However, what happens in FY15 is a big question mark. A clause in the Bill fixes the sale price of wheat, rice and coarse cereals for three years at Rs 3 per kg for rice, Rs 2 per kg for wheat, and Rs 1 per kg for coarse cereals.

However, the procurement price of wheat, rice and coarse cereals will have to be increased by at least 5-10 per cent to compensate farmers. Even if grain procurement remains at the current levels of 60-62 million tonnes, the cost will increase as the proposed sale price is just half of the current sale price and to more number of people.

At present, foodgrains at Rs 3, Rs 2, and Re 1 a kg of rice, wheat and coarse cereals, respectively, are just limited to 130 million people. Later on, the coverage will be expanded to almost 800 million people.

This is where the real trouble will start.
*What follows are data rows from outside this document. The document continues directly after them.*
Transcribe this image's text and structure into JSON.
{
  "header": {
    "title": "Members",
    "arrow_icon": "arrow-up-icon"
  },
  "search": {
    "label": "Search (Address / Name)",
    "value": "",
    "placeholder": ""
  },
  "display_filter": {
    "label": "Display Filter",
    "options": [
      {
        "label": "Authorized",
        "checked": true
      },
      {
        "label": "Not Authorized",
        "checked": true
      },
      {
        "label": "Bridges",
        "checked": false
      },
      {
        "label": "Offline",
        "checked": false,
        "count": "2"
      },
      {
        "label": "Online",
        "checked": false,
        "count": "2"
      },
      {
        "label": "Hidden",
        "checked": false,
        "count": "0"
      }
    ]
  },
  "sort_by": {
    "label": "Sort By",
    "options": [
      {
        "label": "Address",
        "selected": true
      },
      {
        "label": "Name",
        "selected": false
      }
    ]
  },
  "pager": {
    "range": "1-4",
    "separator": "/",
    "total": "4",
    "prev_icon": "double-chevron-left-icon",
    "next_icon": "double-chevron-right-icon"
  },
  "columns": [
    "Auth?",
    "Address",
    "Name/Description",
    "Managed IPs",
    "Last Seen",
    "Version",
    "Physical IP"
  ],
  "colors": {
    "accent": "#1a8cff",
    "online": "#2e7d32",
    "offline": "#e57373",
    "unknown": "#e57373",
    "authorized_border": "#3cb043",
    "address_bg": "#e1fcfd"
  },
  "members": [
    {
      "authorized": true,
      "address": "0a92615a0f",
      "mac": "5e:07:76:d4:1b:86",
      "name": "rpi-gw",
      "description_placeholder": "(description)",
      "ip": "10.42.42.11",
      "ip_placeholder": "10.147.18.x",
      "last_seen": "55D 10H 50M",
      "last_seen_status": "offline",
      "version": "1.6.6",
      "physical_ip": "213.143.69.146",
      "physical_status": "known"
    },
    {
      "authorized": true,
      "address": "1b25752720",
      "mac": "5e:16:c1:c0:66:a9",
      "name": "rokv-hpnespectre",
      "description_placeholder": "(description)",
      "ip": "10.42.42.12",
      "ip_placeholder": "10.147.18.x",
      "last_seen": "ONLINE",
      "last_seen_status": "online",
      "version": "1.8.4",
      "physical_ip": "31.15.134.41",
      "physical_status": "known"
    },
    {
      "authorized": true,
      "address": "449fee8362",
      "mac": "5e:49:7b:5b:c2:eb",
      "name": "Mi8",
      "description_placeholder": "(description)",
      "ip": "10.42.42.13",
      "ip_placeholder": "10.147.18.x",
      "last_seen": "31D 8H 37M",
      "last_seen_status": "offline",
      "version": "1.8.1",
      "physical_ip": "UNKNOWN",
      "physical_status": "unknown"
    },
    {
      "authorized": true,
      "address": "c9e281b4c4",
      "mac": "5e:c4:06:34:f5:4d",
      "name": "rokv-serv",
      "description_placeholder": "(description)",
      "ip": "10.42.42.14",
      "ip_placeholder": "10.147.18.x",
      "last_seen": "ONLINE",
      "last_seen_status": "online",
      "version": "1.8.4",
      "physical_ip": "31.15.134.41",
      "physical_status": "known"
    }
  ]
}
Also, from FY15, the Centre will bear a part of expenditure of all states on transportation, distribution and commission to ration shop owners for grains under the Food Bill, which will further add to its operational expenditure. 

This as experts said could very well push up the estimated subsidy to over Rs 130,000 crore per annum as states like Chhattisgarh give a huge amount of funds as commission to ration show owners. Probably, this is what the market is fearing -- a bloated incremental cost from FY15 onwards.

Read the complete Food Bill


*The National Food Security Bill is based on 2011 Census covering more people

Source: Department of Agriculture

Sanjeeb Mukherjee in New Delhi
Source: source image